Monday, July 29, 2013

Tutorial on Effective Dashboards: Takeaways and References

This blog post is about my tutorial ‘How to Build an Effective Dashboard for CXOs, Senior Management, and Business Leaders’ at the Annual Conference of Software Process Improvement Network, Bangalore Chapter (BSPIN Annual Conference 2013) on 26th July.   It was a memorable experience delivering this tutorial to more than seventy five or eighty attendees clustered around twelve round tables in a big conference room.  Considering the number of participants, I think we had very good exchange of ideas, questions and discussions.  And we spent the last 15 minutes in group discussions summarizing the takeaways. That was a fulfilling experience. Wasn't it?

Many of you wanted to know additional examples on visual representation. In this blog post I have summarized the takeaways and shared a list of references. These references include several examples on visualization techniques and good practices.  Enjoy!

  1. Dashboard is a communication tool – not an analysis tool.
  2. Make it customer or consumer specific.  A dashboard that suits one category of audience need not suit another category.
  3. Dashboard design and delivery does not happen in one shot.   Customer or consumer feedback is very important for dashboard improvement.  Without this dashboards will become stale.
  4. Identifying the right data (metrics and measures) is important. Goal-Question-Measure (GQM) technique helps in identifying the right data.   Metrics are context-specific, multidimensional, and seasonal.
  5. Ask questions. For example, ‘What are the top n questions (say 3 questions) do you want your dashboard to answer?’ can help you in doing the right thing.
  6. Removing the unwanted is equally important.  Ask, ‘What can be removed from this dashboard?’ in addition to asking, ‘What is missing in this dashboard?’.
  7. Consider a good balance of enablers and drivers.   Check if you have the right set of leading and lagging indicators. 
  8. Use the right representation. For example, why do we use Red-Amber-Green to represent project status?

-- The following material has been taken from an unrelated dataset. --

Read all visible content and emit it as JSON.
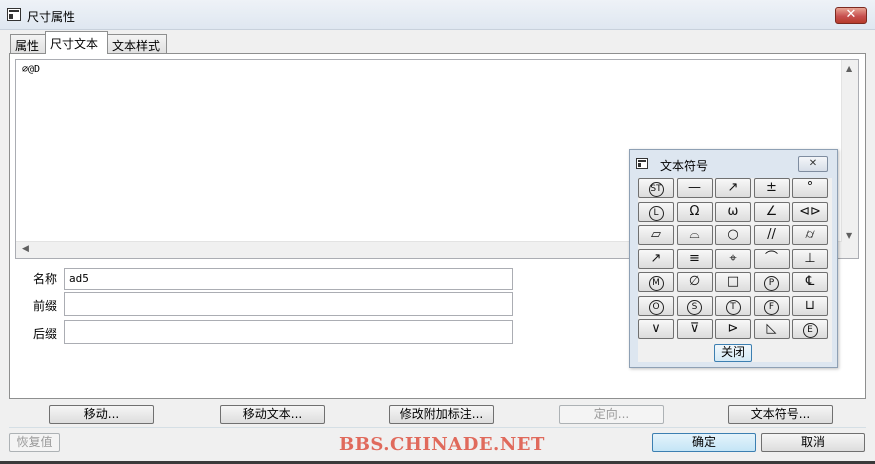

Why not follow something better – for example, weather reports?    
  9. Choose the right visual elements such as colors, charts etc.   When you use bar graphs make sure that they show data values in specific order (ascending or descending).  
  10. Data correctness, accessibility and usability are equally important.
  11. Understand and apply ‘Balanced Score Card’ principles when you design dashboards. Also, feel free to unbalance the score card when necessary.
  12. Make sure that your library has copies of the book Information Dashboard Design, The Effective Visual Communication of Data by Stephen Few (O’Reilly, 2006).

  1. Effectively Communicating Numbers by Stephen Few 
  2. Common Pitfalls in Dashboard Design by Stephen Few  
  3. Uses and Misuses of Colors by Stephen Few 
  4. Practical Rules for Using Color in Charts by Stephen Few
  5. Choosing Colors for Data Visualization by Stephen Few
  6. Pervasive Hurdles to Effective Dashboard Design by Stephen Few
  7. Telling Compelling Stories with Numbers by Stephen Few 
  8. Show Me the Numbers – Designing Tables and Graphs to Enlighten by Stephen Few 
  9. Information Dashboard Design by Stephen Few 
  10. Effective Dashboard Design by Andrea Janes, Alberto Sillitti, and Giancarlo Succi 
  11. Guide to Dashboard Design  - Juice Analytics 
  12. 10 CIO Dashboard Tips  -
  13. 5 Characteristics of a CIO dashboard  -
  14. 6 Innovative Dashboards worth Learning From  - Juice Analytics

Do you want to add more to these lists? Please share.


Badari Prasad said...

Hello Raj,

Thanks for a very informative tutorial.

First 2 links refer to the same file ! Could you pl correct it.

Raja Bavani said...

Thanks Badari! I have updated the links.